(From Goodreads) Fairy-tale romances end with a wedding. The fairy tales that don’t get more complicated. In this book, celebrated writer Mr. Fox can’t stop himself from killing off the heroines of his novels and neither can his wife, Daphne. It’s not until Mary, his muse, comes to life and transforms him from author into subject that his story begins to unfold sifferently. Meanwhile, Daphne becomes convinced that her husband is having an affair and finds her way into Mary and Mr. Fox’s game. And so Mr. Fox is offered a choice: Will it be a life with the girl of his dreams or a life with an all-too-real woman who delights him more than he cares to admit?
Mr. Fox is easily one of the strangest things I’ve ever read. I finished it, and I still don’t quite know what it was about, really. But I liked it? I’m pretty sure I liked it. Whatever it was. Mostly because the writing itself was craftes beautifully. It was almost as if I was reading something that hadn’t actually been written, but simply came out of the story itself. (Which is ironic, because this is a book about writing and its consequences – Hey! I guess I do know what this book is about!)
This book centered around a writer, Mr. Fox; his wife, Daphne; and the woman he created, Mary Foxe. The three of them have a very complicated relationship, only partly due to the fact that Mr Fox can’t decide whether or not he loves a fictional woman more than his wife. But that already complex story is interspersed (interrupted) by short stories, “written” by Mr. Fox and Mary – yes, this book contains fiction written by a fictional character written by a fictional character (it’s super meta). And while I actually enjoyed most of the stories, the novel as a whole felt disjointed. There wasn’t much distinguishing the “real” Mr. Fox and Mary from their fictional counterparts, the characterizations of themselves they inserted into their stories. They were attempting to figure out their own relationship through stories. (I’m literally figuring out this book as I write.) Complicated? Yes. Even more so when you remember that A. Daphne knows about Mary (who is basically her husband’s imaginary mistress) and B. Mary doesn’t actually exist. I feel like I can’t even begin to explain this book in a way that makes sense.
The characters were my least favorite part of the book. I didn’t hate them, but I had a very hard time finding something to connect with, something to pull me into the story. They were very clinical and cold, both to each other and to the reader. The only character that really showed much emotion was Mary, but even that wasn’t much. Justifiable anger dissipated in seconds, love was a second thought. It just felt as if nothing stuck to them, and it didn’t feel real at all. Still, it was interesting to read, because the characters were so different than anything I’d encountered before.
In short: Mr. Fox is magical, but confusing as hell.
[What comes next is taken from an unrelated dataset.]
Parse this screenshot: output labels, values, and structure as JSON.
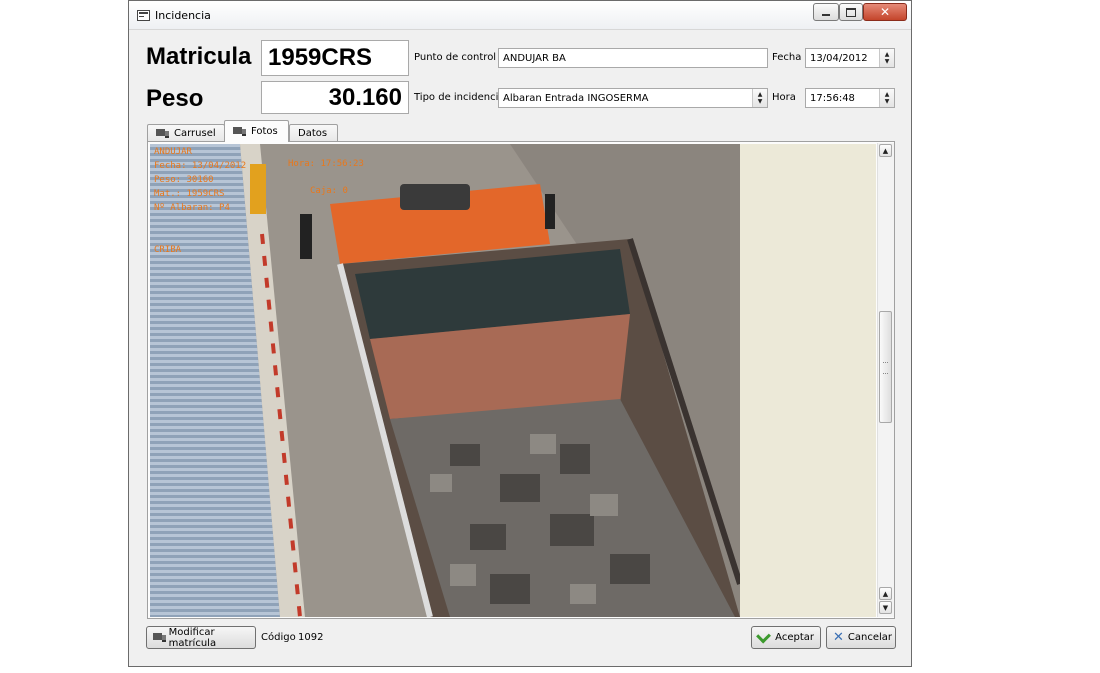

★★★☆☆ – I enjoyed Mr. Fox, but I definitely didn’t love it. I had a hard time connecting with the characters and the story, but I still can’t help but appreciate how brilliant it is as a whole. I have now read two of Oyeyemi’s novels, and I felt exactly the same way about both of them: confused and in awe. And, still, I want to read more.
if you’ve read any of her books, let me know what your favorite is in the comments!
You can purchase your copy of Mr. Fox on Amazon if you’re interested.
To get the audiobook for free, use this link to sign up for a free trial of Audible and choose Mr. Fox as one of your two free books.